After first trying this out, it became immediately apparent that the model was overfit to the data as it appears on FrameNet. Specifically, on FrameNet, all sentences end in proper punctuation. If you try asking for the frames of a sentence that doesn’t have a period at the end, the model often freaks out and starts repeating itself over-and-over and outputting nonsense. During training it never encountered an input sentence without a period at the end, it didn’t know what to do!

To alleviate this, Frame-Semantic-Transformer adds some extra data augmentations to the training samples, like occasionally dropping the period at the end of the sentence, or changing “can’t” into “cannot”, or making everything lowercase. These tweaks won’t help the model improve its score on the test data, but it should help it work better on unseen data.

Evaluating performance

So of course the question is: how does this T5-based approach compare to Open-Sesame? I trained the model on the same breakdown of train/dev/test documents from FrameNet as Open-Sesame, and I tried to use the same metrics as Open-Sesame so the results would be a fair apples-to-apples comparison. I also trained 2 variants of the T5 model - one variant using t5-base which is about 850MB, and another using t5-small, which is about 230MB.

The results are as follows on the Open-Sesame test set:

Task Sesame F1 Small Model F1 Base Model F1
Trigger identification 0.73 0.70 0.72
Frame classification 0.87 0.81 0.87
Argument extraction 0.61 0.70 0.72

The base model performs pretty similarly to Open-Sesame at task identification and frame classification, but performs significantly better at argument extraction. The small model performs a bit worse than the base model, and under-performs Open-Sesame on trigger identification and frame classification, but is still significantly better than Sesame at argument extraction.

Next steps

I expect there’s still more improvements that can be made to help Frame-Semantic-Transformer perform even better than it does now:

  • I didn’t tune hyperparams much, so I’m sure there’s a few more f1 points to be squeezed out from that.
  • I worry that the model is overfit on FrameNet training data and won’t perform as well on real-world tasks; this will need more investigation and testing.
  • The Open-Domain Frame Parsing paper talks about using numbers to mark spans in argument extraction which might improve performance on argument extraction.
  • The paper also tries using custom decoders per task instead of the standard T5 text decoder.
  • There are even larger T5 models to try using, like t5-large and t5-3b which could perform even better.
  • FrameNet lexical units don’t cover everything, so it’s probably possible to use some sort of clustering of lexical units to give better hints to T5 for frame classification.

Longer term, it would be great to expand this to bigger / better datasets than FrameNet (ex. multi-lingual framenet) that can be used to train the model.
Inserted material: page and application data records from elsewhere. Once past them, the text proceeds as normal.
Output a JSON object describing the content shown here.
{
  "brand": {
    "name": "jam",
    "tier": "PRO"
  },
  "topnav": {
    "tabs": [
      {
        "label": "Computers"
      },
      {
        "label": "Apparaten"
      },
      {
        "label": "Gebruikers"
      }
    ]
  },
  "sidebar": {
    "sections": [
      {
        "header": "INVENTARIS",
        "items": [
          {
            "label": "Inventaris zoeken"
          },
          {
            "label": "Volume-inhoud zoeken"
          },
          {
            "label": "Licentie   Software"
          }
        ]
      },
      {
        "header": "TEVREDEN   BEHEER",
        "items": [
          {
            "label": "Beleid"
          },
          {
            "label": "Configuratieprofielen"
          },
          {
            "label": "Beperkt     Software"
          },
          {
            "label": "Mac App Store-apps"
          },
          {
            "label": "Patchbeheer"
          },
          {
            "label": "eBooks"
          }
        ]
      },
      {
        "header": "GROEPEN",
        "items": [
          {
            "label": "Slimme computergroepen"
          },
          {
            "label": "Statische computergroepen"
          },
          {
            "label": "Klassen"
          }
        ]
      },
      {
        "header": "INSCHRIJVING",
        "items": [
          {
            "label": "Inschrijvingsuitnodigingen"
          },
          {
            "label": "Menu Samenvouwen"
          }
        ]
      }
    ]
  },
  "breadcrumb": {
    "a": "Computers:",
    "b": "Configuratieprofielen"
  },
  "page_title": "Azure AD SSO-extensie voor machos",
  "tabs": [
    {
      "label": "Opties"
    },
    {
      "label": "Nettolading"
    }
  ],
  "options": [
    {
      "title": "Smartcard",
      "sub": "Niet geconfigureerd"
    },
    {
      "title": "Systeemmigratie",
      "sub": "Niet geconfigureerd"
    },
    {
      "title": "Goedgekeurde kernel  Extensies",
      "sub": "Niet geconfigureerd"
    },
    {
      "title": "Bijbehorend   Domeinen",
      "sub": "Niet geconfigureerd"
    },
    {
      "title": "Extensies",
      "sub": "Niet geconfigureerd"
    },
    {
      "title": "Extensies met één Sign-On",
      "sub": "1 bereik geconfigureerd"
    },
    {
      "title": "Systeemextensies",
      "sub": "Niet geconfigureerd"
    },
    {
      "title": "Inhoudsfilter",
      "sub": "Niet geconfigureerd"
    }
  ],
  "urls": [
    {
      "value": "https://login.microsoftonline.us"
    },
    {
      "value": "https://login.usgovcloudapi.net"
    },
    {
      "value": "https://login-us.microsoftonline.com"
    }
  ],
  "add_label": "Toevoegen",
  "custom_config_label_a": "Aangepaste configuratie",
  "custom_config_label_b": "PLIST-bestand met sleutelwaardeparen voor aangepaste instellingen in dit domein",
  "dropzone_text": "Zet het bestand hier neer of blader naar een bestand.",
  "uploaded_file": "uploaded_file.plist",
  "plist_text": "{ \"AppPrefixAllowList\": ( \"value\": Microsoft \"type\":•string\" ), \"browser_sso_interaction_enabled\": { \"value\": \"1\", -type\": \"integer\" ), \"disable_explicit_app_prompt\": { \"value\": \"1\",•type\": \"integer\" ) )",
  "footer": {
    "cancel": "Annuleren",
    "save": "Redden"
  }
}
It would be awesome as well to try to generate more frames / lexical units for FrameNet automatically using a technique like what was done to generate Atomic10x in the paper Symbolic Knowledge Distillation - from General Language Models to Commonsense Models

Any contributions to the project or thoughts/feedback is welcome!